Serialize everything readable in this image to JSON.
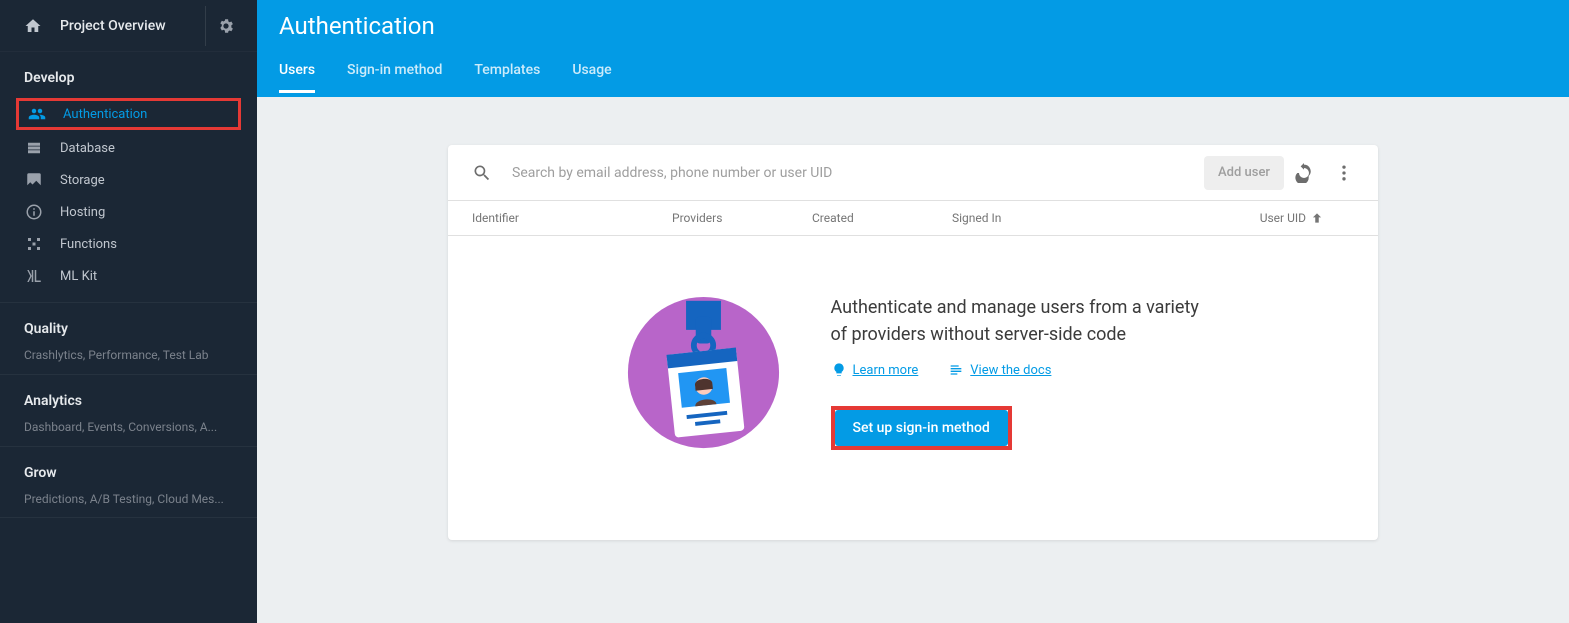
{
  "sidebar": {
    "overview_label": "Project Overview",
    "sections": {
      "develop": {
        "title": "Develop",
        "items": [
          {
            "label": "Authentication"
          },
          {
            "label": "Database"
          },
          {
            "label": "Storage"
          },
          {
            "label": "Hosting"
          },
          {
            "label": "Functions"
          },
          {
            "label": "ML Kit"
          }
        ]
      },
      "quality": {
        "title": "Quality",
        "sub": "Crashlytics, Performance, Test Lab"
      },
      "analytics": {
        "title": "Analytics",
        "sub": "Dashboard, Events, Conversions, A..."
      },
      "grow": {
        "title": "Grow",
        "sub": "Predictions, A/B Testing, Cloud Mes..."
      }
    }
  },
  "header": {
    "title": "Authentication",
    "tabs": [
      {
        "label": "Users"
      },
      {
        "label": "Sign-in method"
      },
      {
        "label": "Templates"
      },
      {
        "label": "Usage"
      }
    ]
  },
  "toolbar": {
    "search_placeholder": "Search by email address, phone number or user UID",
    "add_user_label": "Add user"
  },
  "table": {
    "cols": {
      "identifier": "Identifier",
      "providers": "Providers",
      "created": "Created",
      "signed_in": "Signed In",
      "user_uid": "User UID"
    }
  },
  "empty": {
    "title": "Authenticate and manage users from a variety of providers without server-side code",
    "learn_more": "Learn more",
    "view_docs": "View the docs",
    "cta": "Set up sign-in method"
  }
}
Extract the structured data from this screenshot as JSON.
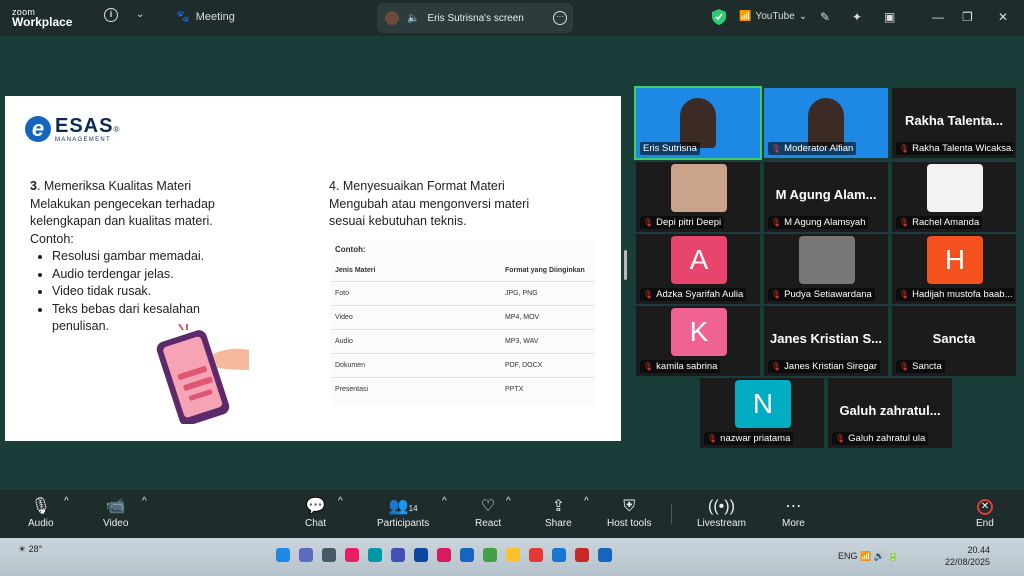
{
  "titlebar": {
    "brand_top": "zoom",
    "brand_bottom": "Workplace",
    "meeting_label": "Meeting",
    "share_tab_label": "Eris Sutrisna's screen",
    "livestream_label": "YouTube"
  },
  "slide": {
    "brand": "ESAS",
    "brand_sub": "MANAGEMENT",
    "left": {
      "num": "3",
      "heading": ". Memeriksa Kualitas Materi",
      "body": "Melakukan pengecekan terhadap kelengkapan dan kualitas materi.",
      "example": "Contoh:",
      "bullets": [
        "Resolusi gambar memadai.",
        "Audio terdengar jelas.",
        "Video tidak rusak.",
        "Teks bebas dari kesalahan penulisan."
      ]
    },
    "right": {
      "heading": "4. Menyesuaikan Format Materi",
      "body": "Mengubah atau mengonversi materi sesuai kebutuhan teknis."
    },
    "table": {
      "caption": "Contoh:",
      "headers": [
        "Jenis Materi",
        "Format yang Diinginkan"
      ],
      "rows": [
        [
          "Foto",
          "JPG, PNG"
        ],
        [
          "Video",
          "MP4, MOV"
        ],
        [
          "Audio",
          "MP3, WAV"
        ],
        [
          "Dokumen",
          "PDF, DOCX"
        ],
        [
          "Presentasi",
          "PPTX"
        ]
      ]
    }
  },
  "participants": [
    {
      "name": "Eris Sutrisna",
      "big": "",
      "avatar": "",
      "color": "#1e88e5"
    },
    {
      "name": "Moderator Alfian",
      "big": "",
      "avatar": "",
      "color": "#1e88e5"
    },
    {
      "name": "Rakha Talenta Wicaksa...",
      "big": "Rakha Talenta...",
      "avatar": "",
      "color": ""
    },
    {
      "name": "Depi pitri Deepi",
      "big": "",
      "avatar": "",
      "color": "#c9a48a"
    },
    {
      "name": "M Agung Alamsyah",
      "big": "M Agung Alam...",
      "avatar": "",
      "color": ""
    },
    {
      "name": "Rachel Amanda",
      "big": "",
      "avatar": "",
      "color": "#f2f2f2"
    },
    {
      "name": "Adzka Syarifah Aulia",
      "big": "",
      "avatar": "A",
      "color": "#e8456c"
    },
    {
      "name": "Pudya Setiawardana",
      "big": "",
      "avatar": "",
      "color": "#777777"
    },
    {
      "name": "Hadijah mustofa baab...",
      "big": "",
      "avatar": "H",
      "color": "#f4511e"
    },
    {
      "name": "kamila sabrina",
      "big": "",
      "avatar": "K",
      "color": "#f06292"
    },
    {
      "name": "Janes Kristian Siregar",
      "big": "Janes Kristian S...",
      "avatar": "",
      "color": ""
    },
    {
      "name": "Sancta",
      "big": "Sancta",
      "avatar": "",
      "color": ""
    },
    {
      "name": "nazwar priatama",
      "big": "",
      "avatar": "N",
      "color": "#00acc1"
    },
    {
      "name": "Galuh zahratul ula",
      "big": "Galuh zahratul...",
      "avatar": "",
      "color": ""
    }
  ],
  "toolbar": {
    "audio": "Audio",
    "video": "Video",
    "chat": "Chat",
    "participants": "Participants",
    "participants_count": "14",
    "react": "React",
    "share": "Share",
    "host_tools": "Host tools",
    "livestream": "Livestream",
    "more": "More",
    "end": "End"
  },
  "taskbar": {
    "temperature": "28°",
    "lang": "ENG",
    "time": "20.44",
    "date": "22/08/2025"
  }
}
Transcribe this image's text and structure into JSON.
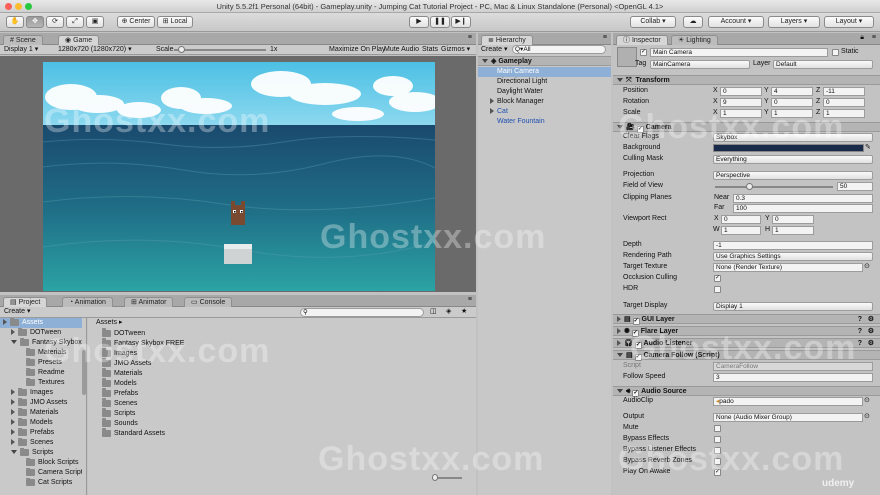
{
  "app": {
    "window_title": "Unity 5.5.2f1 Personal (64bit) - Gameplay.unity - Jumping Cat Tutorial Project - PC, Mac & Linux Standalone (Personal) <OpenGL 4.1>"
  },
  "toolbar": {
    "pivot_label": "Center",
    "space_label": "Local",
    "collab_label": "Collab ▾",
    "account_label": "Account",
    "layers_label": "Layers",
    "layout_label": "Layout"
  },
  "scene_view": {
    "tabs": [
      "Scene",
      "Game"
    ],
    "display": "Display 1",
    "resolution": "1280x720 (1280x720)",
    "scale_label": "Scale",
    "scale_value": "1x",
    "scale_level": 0.05,
    "toggles": [
      "Maximize On Play",
      "Mute Audio",
      "Stats",
      "Gizmos"
    ]
  },
  "hierarchy": {
    "tab": "Hierarchy",
    "create_label": "Create",
    "search_placeholder": "Q▾All",
    "scene": "Gameplay",
    "items": [
      {
        "label": "Main Camera",
        "selected": true
      },
      {
        "label": "Directional Light"
      },
      {
        "label": "Daylight Water"
      },
      {
        "label": "Block Manager",
        "foldable": true
      },
      {
        "label": "Cat",
        "foldable": true,
        "prefab": true
      },
      {
        "label": "Water Fountain",
        "prefab": true
      }
    ]
  },
  "inspector": {
    "tabs": [
      "Inspector",
      "Lighting"
    ],
    "object_name": "Main Camera",
    "static_label": "Static",
    "tag_label": "Tag",
    "tag_value": "MainCamera",
    "layer_label": "Layer",
    "layer_value": "Default",
    "transform": {
      "title": "Transform",
      "rows": [
        {
          "label": "Position",
          "x": "0",
          "y": "4",
          "z": "-11"
        },
        {
          "label": "Rotation",
          "x": "9",
          "y": "0",
          "z": "0"
        },
        {
          "label": "Scale",
          "x": "1",
          "y": "1",
          "z": "1"
        }
      ]
    },
    "camera": {
      "title": "Camera",
      "clear_flags_label": "Clear Flags",
      "clear_flags": "Skybox",
      "background_label": "Background",
      "background_color": "#1a2a4a",
      "culling_mask_label": "Culling Mask",
      "culling_mask": "Everything",
      "projection_label": "Projection",
      "projection": "Perspective",
      "fov_label": "Field of View",
      "fov": "50",
      "fov_level": 0.28,
      "clipping_label": "Clipping Planes",
      "near_label": "Near",
      "near": "0.3",
      "far_label": "Far",
      "far": "100",
      "viewport_label": "Viewport Rect",
      "vx": "0",
      "vy": "0",
      "vw": "1",
      "vh": "1",
      "depth_label": "Depth",
      "depth": "-1",
      "rendering_path_label": "Rendering Path",
      "rendering_path": "Use Graphics Settings",
      "target_texture_label": "Target Texture",
      "target_texture": "None (Render Texture)",
      "occlusion_label": "Occlusion Culling",
      "hdr_label": "HDR",
      "target_display_label": "Target Display",
      "target_display": "Display 1"
    },
    "components": [
      "GUI Layer",
      "Flare Layer",
      "Audio Listener"
    ],
    "camera_follow": {
      "title": "Camera Follow (Script)",
      "script_label": "Script",
      "script_value": "CameraFollow",
      "follow_speed_label": "Follow Speed",
      "follow_speed": "3"
    },
    "audio_source": {
      "title": "Audio Source",
      "clip_label": "AudioClip",
      "clip_value": "pado",
      "output_label": "Output",
      "output_value": "None (Audio Mixer Group)",
      "toggles": [
        {
          "label": "Mute",
          "checked": false
        },
        {
          "label": "Bypass Effects",
          "checked": false
        },
        {
          "label": "Bypass Listener Effects",
          "checked": false
        },
        {
          "label": "Bypass Reverb Zones",
          "checked": false
        },
        {
          "label": "Play On Awake",
          "checked": true
        }
      ]
    }
  },
  "project": {
    "tabs": [
      "Project",
      "Animation",
      "Animator",
      "Console"
    ],
    "create_label": "Create",
    "tree": [
      {
        "label": "Assets",
        "depth": 0,
        "selected": true
      },
      {
        "label": "DOTween",
        "depth": 1
      },
      {
        "label": "Fantasy Skybox F",
        "depth": 1,
        "open": true
      },
      {
        "label": "Materials",
        "depth": 2
      },
      {
        "label": "Presets",
        "depth": 2
      },
      {
        "label": "Readme",
        "depth": 2
      },
      {
        "label": "Textures",
        "depth": 2
      },
      {
        "label": "Images",
        "depth": 1
      },
      {
        "label": "JMO Assets",
        "depth": 1
      },
      {
        "label": "Materials",
        "depth": 1
      },
      {
        "label": "Models",
        "depth": 1
      },
      {
        "label": "Prefabs",
        "depth": 1
      },
      {
        "label": "Scenes",
        "depth": 1
      },
      {
        "label": "Scripts",
        "depth": 1,
        "open": true
      },
      {
        "label": "Block Scripts",
        "depth": 2
      },
      {
        "label": "Camera Script",
        "depth": 2
      },
      {
        "label": "Cat Scripts",
        "depth": 2
      }
    ],
    "breadcrumb": "Assets ▸",
    "folders": [
      "DOTween",
      "Fantasy Skybox FREE",
      "Images",
      "JMO Assets",
      "Materials",
      "Models",
      "Prefabs",
      "Scenes",
      "Scripts",
      "Sounds",
      "Standard Assets"
    ]
  },
  "watermarks": [
    "Ghostxx.com"
  ],
  "udemy": "udemy"
}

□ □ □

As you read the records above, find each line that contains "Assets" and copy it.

* [TASK RESULT]
        "label": "Assets",
        "label": "JMO Assets",
    "breadcrumb": "Assets ▸",
      "JMO Assets",
      "Standard Assets"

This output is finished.